In either case, putting those files on net net with some kind of disclaimer that "you can only download this if you alreayd have legal rights to the file" is …… I don’t even know why they bother putting that disclaimer there.. that won’t hold up as defense for 10 seconds.
William D. O’Neil October 1, 2014 um 1:48 am
I have scanned a number of books nondestructively on a standard flatbed scanner so that I can more readily search for specific material, mark them up in a more sophisticated way than is possible with a physical book, and readily copy passages for quotation. It doesn’t have to be especially tedious if done properly.
Generally a standard flatbed can copy two pages of an 8vo book at once. If you use something like ABBYY FineReader to drive the scanner then you can set it to scan repeatedly at a set interval. I usually find 6 s to be a reasonable interval in which to turn the page and replace the book on the scanner bed. Thus I can scan 20pp in a minute, making quick work of even a fairly good-sized book. And since the scanning is not a high workload task I can listen to music or audio at the same time.
After having done some research I’ve come to the view that in buying a book I am acquiring the right to access its intellectual content and not simply possess its physical form, and hence that I have the right to change the form in which I access the content. If I sell the book then I may no longer hold the scan, but if I destroy the physical book (e.g. to reduce library space) I can keep the scan.

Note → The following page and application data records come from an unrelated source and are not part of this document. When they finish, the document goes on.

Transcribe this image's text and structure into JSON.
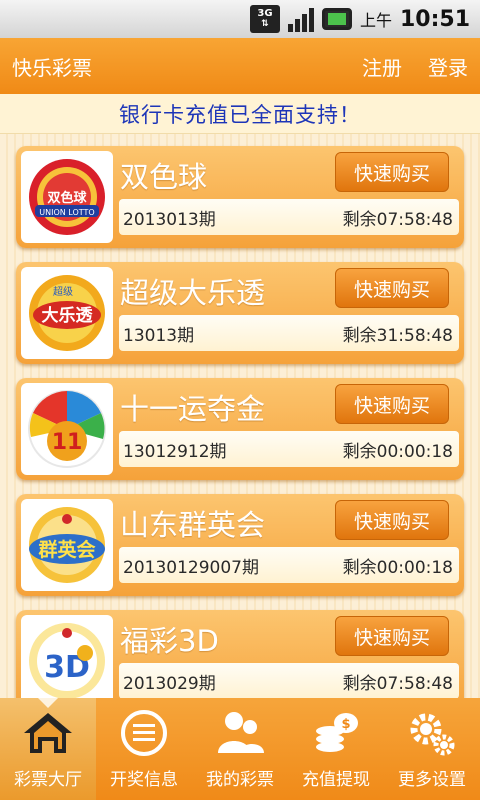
{
  "status_bar": {
    "network": "3G",
    "ampm": "上午",
    "time": "10:51",
    "icons": [
      "network-3g-icon",
      "signal-icon",
      "battery-icon"
    ]
  },
  "header": {
    "title": "快乐彩票",
    "register_label": "注册",
    "login_label": "登录"
  },
  "banner": {
    "text": "银行卡充值已全面支持！"
  },
  "lotteries": [
    {
      "name": "双色球",
      "period": "2013013期",
      "remaining": "剩余07:58:48",
      "buy_label": "快速购买",
      "logo_text": "双色球"
    },
    {
      "name": "超级大乐透",
      "period": "13013期",
      "remaining": "剩余31:58:48",
      "buy_label": "快速购买",
      "logo_text": "大乐透"
    },
    {
      "name": "十一运夺金",
      "period": "13012912期",
      "remaining": "剩余00:00:18",
      "buy_label": "快速购买",
      "logo_text": "11"
    },
    {
      "name": "山东群英会",
      "period": "20130129007期",
      "remaining": "剩余00:00:18",
      "buy_label": "快速购买",
      "logo_text": "群英会"
    },
    {
      "name": "福彩3D",
      "period": "2013029期",
      "remaining": "剩余07:58:48",
      "buy_label": "快速购买",
      "logo_text": "3D"
    }
  ],
  "bottom_nav": [
    {
      "label": "彩票大厅",
      "icon": "home-icon",
      "active": true
    },
    {
      "label": "开奖信息",
      "icon": "list-icon",
      "active": false
    },
    {
      "label": "我的彩票",
      "icon": "users-icon",
      "active": false
    },
    {
      "label": "充值提现",
      "icon": "coins-icon",
      "active": false
    },
    {
      "label": "更多设置",
      "icon": "gear-icon",
      "active": false
    }
  ],
  "colors": {
    "primary_orange": "#f08a16",
    "banner_text": "#1d35b8",
    "card_orange": "#f5a23a"
  }
}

I have also on a few occasions scanned a library book when it was impractical to buy a copy. I see this as a matter of making a copy for personal scholarship, permitted in the United States under fair use. I also apply this logic when I give away a book to charity after scanning.
Richard Dean Starr October 1, 2014 um 8:10 pm
You wrote: "It is widely accepted that you can rip your CD and DVD collection and carry around a digital copy, and that has led many to argue that one should have the same right to carry around a digital version of the paper books one owns."
Actually, it is legal and accepted that you can BACK UP your CD collection. As another poster pointed out, it is still illegal to rip copies of DVDs. Backing up for safety purposes (in case the physical item is damaged or stolen) is not the same thing as making a digital copy and then using it, essentially, in tandem with the physical copy or as a replacement for the physical copy.
William D. O’Neil October 1, 2014 um 8:35 pm
I’m not sure whether the subject of this discussion has shifted definitively from music performances to books, but it is worth recalling that they’re subject to substantially different legal regimes and what can be said of one does not necessarily apply to the other.